## Web page and app entries
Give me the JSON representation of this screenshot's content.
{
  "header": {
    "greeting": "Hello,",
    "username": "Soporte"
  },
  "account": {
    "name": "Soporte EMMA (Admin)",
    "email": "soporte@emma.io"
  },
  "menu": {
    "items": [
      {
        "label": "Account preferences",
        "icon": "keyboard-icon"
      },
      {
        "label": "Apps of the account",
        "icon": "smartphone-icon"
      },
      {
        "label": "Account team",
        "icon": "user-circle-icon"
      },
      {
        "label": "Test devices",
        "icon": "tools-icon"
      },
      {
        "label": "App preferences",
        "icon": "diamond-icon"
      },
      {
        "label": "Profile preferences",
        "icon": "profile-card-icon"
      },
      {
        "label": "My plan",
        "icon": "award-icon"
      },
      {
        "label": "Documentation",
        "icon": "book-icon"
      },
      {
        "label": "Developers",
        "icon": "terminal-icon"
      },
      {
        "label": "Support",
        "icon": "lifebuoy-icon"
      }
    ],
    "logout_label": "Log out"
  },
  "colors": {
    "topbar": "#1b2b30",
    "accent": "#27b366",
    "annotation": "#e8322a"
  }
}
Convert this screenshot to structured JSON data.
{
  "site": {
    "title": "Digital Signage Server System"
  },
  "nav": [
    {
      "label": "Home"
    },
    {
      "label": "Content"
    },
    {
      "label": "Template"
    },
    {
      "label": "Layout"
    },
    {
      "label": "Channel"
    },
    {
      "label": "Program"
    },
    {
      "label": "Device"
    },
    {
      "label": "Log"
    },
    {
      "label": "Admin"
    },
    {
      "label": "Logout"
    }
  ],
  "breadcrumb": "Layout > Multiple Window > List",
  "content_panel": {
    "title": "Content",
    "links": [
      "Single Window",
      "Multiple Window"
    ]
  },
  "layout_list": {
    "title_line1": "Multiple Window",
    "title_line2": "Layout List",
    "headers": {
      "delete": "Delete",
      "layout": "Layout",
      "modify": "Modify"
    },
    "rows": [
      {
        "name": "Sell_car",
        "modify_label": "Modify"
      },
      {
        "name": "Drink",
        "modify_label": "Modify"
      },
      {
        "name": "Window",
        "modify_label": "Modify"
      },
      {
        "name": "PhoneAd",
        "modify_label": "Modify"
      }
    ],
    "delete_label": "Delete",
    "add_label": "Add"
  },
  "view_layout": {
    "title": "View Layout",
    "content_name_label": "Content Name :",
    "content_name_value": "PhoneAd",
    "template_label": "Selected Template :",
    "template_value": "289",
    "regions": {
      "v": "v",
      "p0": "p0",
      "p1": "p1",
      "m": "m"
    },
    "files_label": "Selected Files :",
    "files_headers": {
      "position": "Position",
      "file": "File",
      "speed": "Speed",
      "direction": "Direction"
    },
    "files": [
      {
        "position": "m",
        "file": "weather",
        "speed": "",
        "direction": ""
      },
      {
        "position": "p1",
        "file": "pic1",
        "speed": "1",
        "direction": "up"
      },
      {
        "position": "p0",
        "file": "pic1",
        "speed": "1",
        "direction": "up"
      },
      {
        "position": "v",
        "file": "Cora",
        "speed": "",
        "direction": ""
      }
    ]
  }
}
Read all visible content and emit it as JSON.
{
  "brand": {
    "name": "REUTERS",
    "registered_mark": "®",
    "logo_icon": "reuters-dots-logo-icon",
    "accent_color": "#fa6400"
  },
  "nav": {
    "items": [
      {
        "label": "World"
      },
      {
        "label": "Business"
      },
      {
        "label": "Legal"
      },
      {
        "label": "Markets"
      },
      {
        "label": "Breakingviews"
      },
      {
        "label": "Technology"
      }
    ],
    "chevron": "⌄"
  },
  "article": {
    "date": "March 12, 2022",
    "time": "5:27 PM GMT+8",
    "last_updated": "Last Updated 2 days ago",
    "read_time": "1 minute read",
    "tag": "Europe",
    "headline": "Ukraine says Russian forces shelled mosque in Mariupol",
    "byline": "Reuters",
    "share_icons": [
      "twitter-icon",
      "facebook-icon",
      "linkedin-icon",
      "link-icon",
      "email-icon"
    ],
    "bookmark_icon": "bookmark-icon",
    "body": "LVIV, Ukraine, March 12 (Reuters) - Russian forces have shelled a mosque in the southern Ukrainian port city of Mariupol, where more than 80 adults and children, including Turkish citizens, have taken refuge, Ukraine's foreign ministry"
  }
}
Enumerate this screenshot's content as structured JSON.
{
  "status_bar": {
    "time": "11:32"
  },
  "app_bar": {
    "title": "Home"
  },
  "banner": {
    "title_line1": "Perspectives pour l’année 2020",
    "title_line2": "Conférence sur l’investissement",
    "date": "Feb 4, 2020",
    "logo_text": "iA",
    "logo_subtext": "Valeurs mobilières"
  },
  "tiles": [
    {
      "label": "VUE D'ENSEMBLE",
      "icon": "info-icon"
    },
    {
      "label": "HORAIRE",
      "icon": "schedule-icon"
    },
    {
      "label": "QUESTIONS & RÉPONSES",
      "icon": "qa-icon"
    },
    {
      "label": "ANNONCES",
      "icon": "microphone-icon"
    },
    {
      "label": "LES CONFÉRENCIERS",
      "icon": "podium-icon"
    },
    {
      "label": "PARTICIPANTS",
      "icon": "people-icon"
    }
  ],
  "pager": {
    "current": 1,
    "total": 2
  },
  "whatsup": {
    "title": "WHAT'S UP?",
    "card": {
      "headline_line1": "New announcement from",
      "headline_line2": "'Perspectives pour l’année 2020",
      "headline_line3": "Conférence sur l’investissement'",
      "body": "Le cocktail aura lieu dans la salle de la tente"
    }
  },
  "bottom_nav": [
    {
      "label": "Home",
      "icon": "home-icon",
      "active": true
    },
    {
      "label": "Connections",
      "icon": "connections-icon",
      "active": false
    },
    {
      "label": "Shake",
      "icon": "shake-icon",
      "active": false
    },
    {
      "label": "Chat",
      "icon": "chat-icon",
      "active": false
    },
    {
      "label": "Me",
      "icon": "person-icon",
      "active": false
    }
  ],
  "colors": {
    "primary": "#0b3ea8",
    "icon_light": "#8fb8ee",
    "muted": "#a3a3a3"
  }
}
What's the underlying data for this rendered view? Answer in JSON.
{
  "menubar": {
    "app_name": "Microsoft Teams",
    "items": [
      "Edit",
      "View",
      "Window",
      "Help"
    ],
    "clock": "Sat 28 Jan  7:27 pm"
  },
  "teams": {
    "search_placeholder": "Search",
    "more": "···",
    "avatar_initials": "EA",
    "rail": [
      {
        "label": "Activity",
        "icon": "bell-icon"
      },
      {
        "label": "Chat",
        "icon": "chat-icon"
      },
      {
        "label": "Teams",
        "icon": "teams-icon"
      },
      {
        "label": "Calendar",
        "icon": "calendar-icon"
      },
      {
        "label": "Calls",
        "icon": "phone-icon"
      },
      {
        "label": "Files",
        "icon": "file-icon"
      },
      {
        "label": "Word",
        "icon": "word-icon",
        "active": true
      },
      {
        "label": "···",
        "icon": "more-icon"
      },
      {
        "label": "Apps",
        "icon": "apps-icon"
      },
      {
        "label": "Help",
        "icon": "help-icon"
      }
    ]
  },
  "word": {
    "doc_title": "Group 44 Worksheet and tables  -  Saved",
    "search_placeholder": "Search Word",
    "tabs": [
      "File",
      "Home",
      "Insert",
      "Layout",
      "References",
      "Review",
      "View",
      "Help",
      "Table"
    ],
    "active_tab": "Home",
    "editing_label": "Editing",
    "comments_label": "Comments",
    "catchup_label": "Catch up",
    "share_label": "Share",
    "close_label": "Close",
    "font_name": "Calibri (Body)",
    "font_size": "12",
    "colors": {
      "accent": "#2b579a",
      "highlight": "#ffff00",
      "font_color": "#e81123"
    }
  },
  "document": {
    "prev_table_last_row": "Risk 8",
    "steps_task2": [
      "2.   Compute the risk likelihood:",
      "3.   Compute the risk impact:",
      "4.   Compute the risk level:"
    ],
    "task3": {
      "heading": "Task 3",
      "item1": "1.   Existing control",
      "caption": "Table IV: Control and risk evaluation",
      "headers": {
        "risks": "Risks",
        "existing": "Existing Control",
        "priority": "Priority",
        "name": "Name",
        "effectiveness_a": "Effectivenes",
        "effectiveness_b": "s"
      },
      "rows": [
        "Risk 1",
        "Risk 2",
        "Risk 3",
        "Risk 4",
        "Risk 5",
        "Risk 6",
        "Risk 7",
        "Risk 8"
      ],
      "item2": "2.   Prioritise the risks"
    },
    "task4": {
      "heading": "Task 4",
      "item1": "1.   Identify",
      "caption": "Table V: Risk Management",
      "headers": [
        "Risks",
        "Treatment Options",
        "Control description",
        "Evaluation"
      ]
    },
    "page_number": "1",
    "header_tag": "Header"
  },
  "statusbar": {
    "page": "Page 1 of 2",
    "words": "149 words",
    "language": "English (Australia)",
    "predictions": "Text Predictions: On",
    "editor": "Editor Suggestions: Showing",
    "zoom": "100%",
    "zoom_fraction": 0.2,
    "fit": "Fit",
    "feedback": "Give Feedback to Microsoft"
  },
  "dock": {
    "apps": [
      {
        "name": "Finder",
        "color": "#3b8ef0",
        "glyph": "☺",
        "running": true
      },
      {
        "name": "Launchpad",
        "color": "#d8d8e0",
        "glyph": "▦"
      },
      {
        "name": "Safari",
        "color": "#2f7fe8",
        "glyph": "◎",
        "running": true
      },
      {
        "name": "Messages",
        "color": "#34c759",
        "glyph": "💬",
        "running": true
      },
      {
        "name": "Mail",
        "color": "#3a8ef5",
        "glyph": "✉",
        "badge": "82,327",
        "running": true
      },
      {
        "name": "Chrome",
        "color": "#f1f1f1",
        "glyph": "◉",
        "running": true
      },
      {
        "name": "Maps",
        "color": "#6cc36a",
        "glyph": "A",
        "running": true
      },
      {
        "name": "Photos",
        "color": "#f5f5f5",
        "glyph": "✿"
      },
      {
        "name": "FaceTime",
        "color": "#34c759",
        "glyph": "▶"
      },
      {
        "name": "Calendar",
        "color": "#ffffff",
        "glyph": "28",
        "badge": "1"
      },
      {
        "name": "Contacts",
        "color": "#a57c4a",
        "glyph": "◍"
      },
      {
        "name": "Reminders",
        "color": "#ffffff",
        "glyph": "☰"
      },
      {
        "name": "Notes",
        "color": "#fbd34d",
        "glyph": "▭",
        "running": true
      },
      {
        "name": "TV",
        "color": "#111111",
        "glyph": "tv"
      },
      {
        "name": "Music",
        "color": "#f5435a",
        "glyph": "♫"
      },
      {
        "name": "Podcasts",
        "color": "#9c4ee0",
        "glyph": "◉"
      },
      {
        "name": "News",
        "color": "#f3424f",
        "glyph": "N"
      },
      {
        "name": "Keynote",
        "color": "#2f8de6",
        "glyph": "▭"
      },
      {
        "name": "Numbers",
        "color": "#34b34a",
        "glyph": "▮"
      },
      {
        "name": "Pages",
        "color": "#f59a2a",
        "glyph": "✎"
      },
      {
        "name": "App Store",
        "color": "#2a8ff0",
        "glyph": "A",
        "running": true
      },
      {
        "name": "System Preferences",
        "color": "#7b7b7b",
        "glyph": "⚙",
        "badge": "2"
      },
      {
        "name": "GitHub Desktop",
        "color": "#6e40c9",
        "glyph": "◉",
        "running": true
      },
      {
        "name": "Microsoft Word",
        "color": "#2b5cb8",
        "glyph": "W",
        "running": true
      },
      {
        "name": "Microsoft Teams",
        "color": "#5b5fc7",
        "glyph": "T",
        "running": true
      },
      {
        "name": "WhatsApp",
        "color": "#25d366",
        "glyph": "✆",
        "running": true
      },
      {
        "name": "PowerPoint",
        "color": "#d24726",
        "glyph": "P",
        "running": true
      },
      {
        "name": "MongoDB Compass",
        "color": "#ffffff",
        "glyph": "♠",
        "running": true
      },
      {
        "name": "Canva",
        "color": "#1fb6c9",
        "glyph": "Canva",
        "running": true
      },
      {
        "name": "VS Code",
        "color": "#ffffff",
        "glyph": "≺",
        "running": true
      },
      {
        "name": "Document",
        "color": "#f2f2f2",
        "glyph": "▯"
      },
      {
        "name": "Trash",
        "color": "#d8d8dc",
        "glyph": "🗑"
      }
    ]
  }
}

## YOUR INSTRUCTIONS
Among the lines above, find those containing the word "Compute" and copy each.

## FINISHED TASK
      "2.   Compute the risk likelihood:",
      "3.   Compute the risk impact:",
      "4.   Compute the risk level:"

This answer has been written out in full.